But who are humanitarian workers? The answer is that they, their skills, and their backgrounds, are as diverse as the countries where they work. They respond to disasters and solve complex problems. They save lives and meet the most basic human needs: food, water, shelter, and medical care. Long term, they lead vulnerable people to a place where they have a self-sustaining, healthy future.
World Concern is blessed to have staff members who feel called to this line of work. Some have personally experienced tragedy, loss, war and famine and want to help end suffering for others.
Christon Domond is one of those people. Christon has worked with World Concern in his homeland of Haiti for more than 20 years, despite offers for more prestigious and lucrative positions in the U.S. He grew up in Haiti in a family with nine children, and has chosen to serve those in his country who are close to his heart. After the earthquake, Christon immediately checked on the safety of his staff, then pulled everyone together and coordinated their response.
Selina Prem Kumar serves as a lifeline to vulnerable people as country director in war-torn Sri Lanka. As Selina helps victims of civil war, she also helps bridge peace between the Tamil and Sinhalese peoples—something she is uniquely qualified to do as a Tamil married to a Sinhalese man. In 2009 Selina helped evacuate 30,000 war-affected civilians who needed medical care and safe shelter. Today, she’s helping people rebuild their lives and heal the deep wounds caused by war.
According to the UN, the danger for humanitarian workers is very real and it is increasing. Just this month, ten aid workers were murdered in Afghanistan—lined up and executed.

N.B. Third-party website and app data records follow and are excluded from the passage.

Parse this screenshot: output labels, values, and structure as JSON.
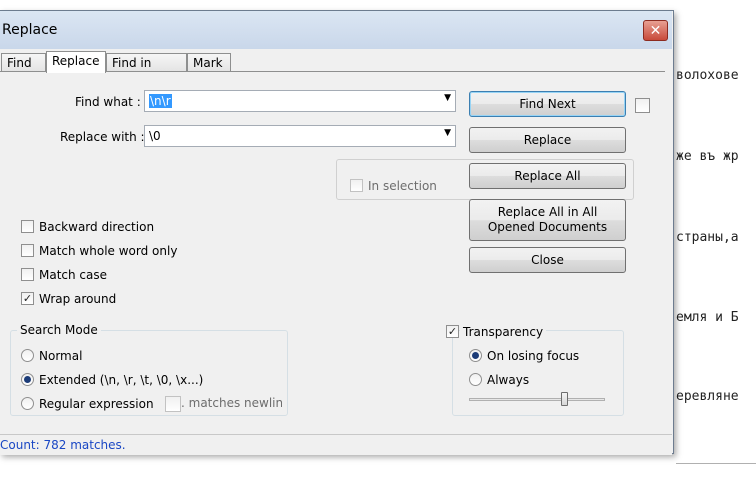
{
  "background": {
    "lines": [
      "волохове",
      "же въ жр",
      "страны,а",
      "емля и Б",
      "еревляне"
    ]
  },
  "window": {
    "title": "Replace",
    "close_label": "✕"
  },
  "tabs": [
    {
      "label": "Find"
    },
    {
      "label": "Replace"
    },
    {
      "label": "Find in Files"
    },
    {
      "label": "Mark"
    }
  ],
  "form": {
    "find_label": "Find what :",
    "find_value": "\\n\\r",
    "replace_label": "Replace with :",
    "replace_value": "\\0",
    "in_selection_label": "In selection"
  },
  "buttons": {
    "find_next": "Find Next",
    "replace": "Replace",
    "replace_all": "Replace All",
    "replace_all_opened": "Replace All in All Opened Documents",
    "close": "Close"
  },
  "options": {
    "backward": "Backward direction",
    "whole_word": "Match whole word only",
    "match_case": "Match case",
    "wrap_around": "Wrap around"
  },
  "search_mode": {
    "title": "Search Mode",
    "normal": "Normal",
    "extended": "Extended (\\n, \\r, \\t, \\0, \\x...)",
    "regex": "Regular expression",
    "matches_newline": ". matches newline"
  },
  "transparency": {
    "title": "Transparency",
    "on_losing_focus": "On losing focus",
    "always": "Always",
    "slider_value": 0.7
  },
  "status": {
    "text": "Count: 782 matches."
  }
}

Among those killed were Thomas Grams, a dentist from Colorado who gave up his private practice to do relief work, Karen Woo, a surgeon who left a comfortable life in London to pregnant mothers in remote regions, and Cheryl Beckett, the daughter of a pastor and student at Indiana Wesleyan University who had been working as a translator for female patients in Afghanistan since 2005. They sacrificed everything to serve the most desperate people.
World Concern President David Eller says it all goes back to the calling. “When it doesn’t make sense—when I have trouble explaining to my mother why I’m getting on a plane to Haiti right after an earthquake, all I can tell her is that this is the right thing, and I know in my heart of hearts that this is what God has given me to do. This is what God has given the organization to do. You’ll hear that from all the people throughout World Concern: This is what I’m called to do.”